**To do:**
Restate the entries word for word, omitting nothing.

===== Given data =====

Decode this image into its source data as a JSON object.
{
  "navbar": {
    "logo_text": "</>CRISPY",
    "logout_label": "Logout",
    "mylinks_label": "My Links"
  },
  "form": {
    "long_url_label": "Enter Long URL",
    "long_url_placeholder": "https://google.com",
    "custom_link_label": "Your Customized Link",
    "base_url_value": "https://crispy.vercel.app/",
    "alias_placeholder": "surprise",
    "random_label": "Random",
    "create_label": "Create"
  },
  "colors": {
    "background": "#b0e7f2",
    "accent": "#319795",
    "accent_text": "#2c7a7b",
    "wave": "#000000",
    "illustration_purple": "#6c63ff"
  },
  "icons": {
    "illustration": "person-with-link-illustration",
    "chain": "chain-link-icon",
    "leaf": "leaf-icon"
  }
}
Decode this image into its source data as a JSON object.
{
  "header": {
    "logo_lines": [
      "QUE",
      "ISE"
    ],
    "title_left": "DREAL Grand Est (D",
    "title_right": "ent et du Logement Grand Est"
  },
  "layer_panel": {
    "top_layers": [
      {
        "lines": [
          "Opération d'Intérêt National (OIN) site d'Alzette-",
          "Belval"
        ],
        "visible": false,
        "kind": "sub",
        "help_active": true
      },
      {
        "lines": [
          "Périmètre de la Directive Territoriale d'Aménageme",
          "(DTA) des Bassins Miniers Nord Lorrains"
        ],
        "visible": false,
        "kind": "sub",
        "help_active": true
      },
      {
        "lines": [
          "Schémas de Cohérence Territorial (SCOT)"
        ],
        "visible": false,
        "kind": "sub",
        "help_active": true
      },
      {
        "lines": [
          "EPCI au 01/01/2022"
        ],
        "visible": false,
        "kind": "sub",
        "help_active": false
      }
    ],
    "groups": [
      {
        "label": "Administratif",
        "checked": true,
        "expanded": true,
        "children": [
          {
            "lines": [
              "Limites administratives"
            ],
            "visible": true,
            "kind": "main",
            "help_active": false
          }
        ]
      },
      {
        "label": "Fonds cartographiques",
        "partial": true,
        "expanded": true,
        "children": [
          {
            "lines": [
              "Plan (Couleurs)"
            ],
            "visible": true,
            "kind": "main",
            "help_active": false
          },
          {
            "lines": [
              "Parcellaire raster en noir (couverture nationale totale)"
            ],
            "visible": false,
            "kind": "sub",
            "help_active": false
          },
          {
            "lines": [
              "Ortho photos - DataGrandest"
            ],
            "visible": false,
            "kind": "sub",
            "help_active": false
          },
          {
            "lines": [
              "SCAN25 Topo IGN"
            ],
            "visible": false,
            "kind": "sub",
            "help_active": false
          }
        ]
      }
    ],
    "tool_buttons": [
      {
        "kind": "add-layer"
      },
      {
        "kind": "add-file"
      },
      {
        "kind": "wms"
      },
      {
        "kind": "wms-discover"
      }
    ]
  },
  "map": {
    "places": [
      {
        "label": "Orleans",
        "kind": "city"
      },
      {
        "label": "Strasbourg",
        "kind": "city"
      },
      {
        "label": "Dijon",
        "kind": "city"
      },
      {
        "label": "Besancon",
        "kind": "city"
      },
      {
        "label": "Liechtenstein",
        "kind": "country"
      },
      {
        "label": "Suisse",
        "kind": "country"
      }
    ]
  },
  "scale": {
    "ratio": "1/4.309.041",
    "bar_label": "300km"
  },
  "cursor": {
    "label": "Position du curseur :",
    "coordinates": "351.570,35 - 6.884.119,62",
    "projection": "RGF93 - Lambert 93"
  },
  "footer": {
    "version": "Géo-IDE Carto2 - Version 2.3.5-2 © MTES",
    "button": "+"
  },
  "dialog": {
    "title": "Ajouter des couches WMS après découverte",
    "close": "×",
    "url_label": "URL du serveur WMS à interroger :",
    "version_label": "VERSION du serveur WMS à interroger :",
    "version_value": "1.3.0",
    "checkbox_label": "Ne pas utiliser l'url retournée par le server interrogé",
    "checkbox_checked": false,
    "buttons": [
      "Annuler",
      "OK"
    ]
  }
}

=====

**Written response:**
Decode this image into its source data as a JSON object.
{
  "navbar": {
    "logo_text": "</>CRISPY",
    "logout_label": "Logout",
    "mylinks_label": "My Links"
  },
  "form": {
    "long_url_label": "Enter Long URL",
    "long_url_placeholder": "https://google.com",
    "custom_link_label": "Your Customized Link",
    "base_url_value": "https://crispy.vercel.app/",
    "alias_placeholder": "surprise",
    "random_label": "Random",
    "create_label": "Create"
  },
  "colors": {
    "background": "#b0e7f2",
    "accent": "#319795",
    "accent_text": "#2c7a7b",
    "wave": "#000000",
    "illustration_purple": "#6c63ff"
  },
  "icons": {
    "illustration": "person-with-link-illustration",
    "chain": "chain-link-icon",
    "leaf": "leaf-icon"
  }
}
Decode this image into its source data as a JSON object.
{
  "header": {
    "logo_lines": [
      "QUE",
      "ISE"
    ],
    "title_left": "DREAL Grand Est (D",
    "title_right": "ent et du Logement Grand Est"
  },
  "layer_panel": {
    "top_layers": [
      {
        "lines": [
          "Opération d'Intérêt National (OIN) site d'Alzette-",
          "Belval"
        ],
        "visible": false,
        "kind": "sub",
        "help_active": true
      },
      {
        "lines": [
          "Périmètre de la Directive Territoriale d'Aménageme",
          "(DTA) des Bassins Miniers Nord Lorrains"
        ],
        "visible": false,
        "kind": "sub",
        "help_active": true
      },
      {
        "lines": [
          "Schémas de Cohérence Territorial (SCOT)"
        ],
        "visible": false,
        "kind": "sub",
        "help_active": true
      },
      {
        "lines": [
          "EPCI au 01/01/2022"
        ],
        "visible": false,
        "kind": "sub",
        "help_active": false
      }
    ],
    "groups": [
      {
        "label": "Administratif",
        "checked": true,
        "expanded": true,
        "children": [
          {
            "lines": [
              "Limites administratives"
            ],
            "visible": true,
            "kind": "main",
            "help_active": false
          }
        ]
      },
      {
        "label": "Fonds cartographiques",
        "partial": true,
        "expanded": true,
        "children": [
          {
            "lines": [
              "Plan (Couleurs)"
            ],
            "visible": true,
            "kind": "main",
            "help_active": false
          },
          {
            "lines": [
              "Parcellaire raster en noir (couverture nationale totale)"
            ],
            "visible": false,
            "kind": "sub",
            "help_active": false
          },
          {
            "lines": [
              "Ortho photos - DataGrandest"
            ],
            "visible": false,
            "kind": "sub",
            "help_active": false
          },
          {
            "lines": [
              "SCAN25 Topo IGN"
            ],
            "visible": false,
            "kind": "sub",
            "help_active": false
          }
        ]
      }
    ],
    "tool_buttons": [
      {
        "kind": "add-layer"
      },
      {
        "kind": "add-file"
      },
      {
        "kind": "wms"
      },
      {
        "kind": "wms-discover"
      }
    ]
  },
  "map": {
    "places": [
      {
        "label": "Orleans",
        "kind": "city"
      },
      {
        "label": "Strasbourg",
        "kind": "city"
      },
      {
        "label": "Dijon",
        "kind": "city"
      },
      {
        "label": "Besancon",
        "kind": "city"
      },
      {
        "label": "Liechtenstein",
        "kind": "country"
      },
      {
        "label": "Suisse",
        "kind": "country"
      }
    ]
  },
  "scale": {
    "ratio": "1/4.309.041",
    "bar_label": "300km"
  },
  "cursor": {
    "label": "Position du curseur :",
    "coordinates": "351.570,35 - 6.884.119,62",
    "projection": "RGF93 - Lambert 93"
  },
  "footer": {
    "version": "Géo-IDE Carto2 - Version 2.3.5-2 © MTES",
    "button": "+"
  },
  "dialog": {
    "title": "Ajouter des couches WMS après découverte",
    "close": "×",
    "url_label": "URL du serveur WMS à interroger :",
    "version_label": "VERSION du serveur WMS à interroger :",
    "version_value": "1.3.0",
    "checkbox_label": "Ne pas utiliser l'url retournée par le server interrogé",
    "checkbox_checked": false,
    "buttons": [
      "Annuler",
      "OK"
    ]
  }
}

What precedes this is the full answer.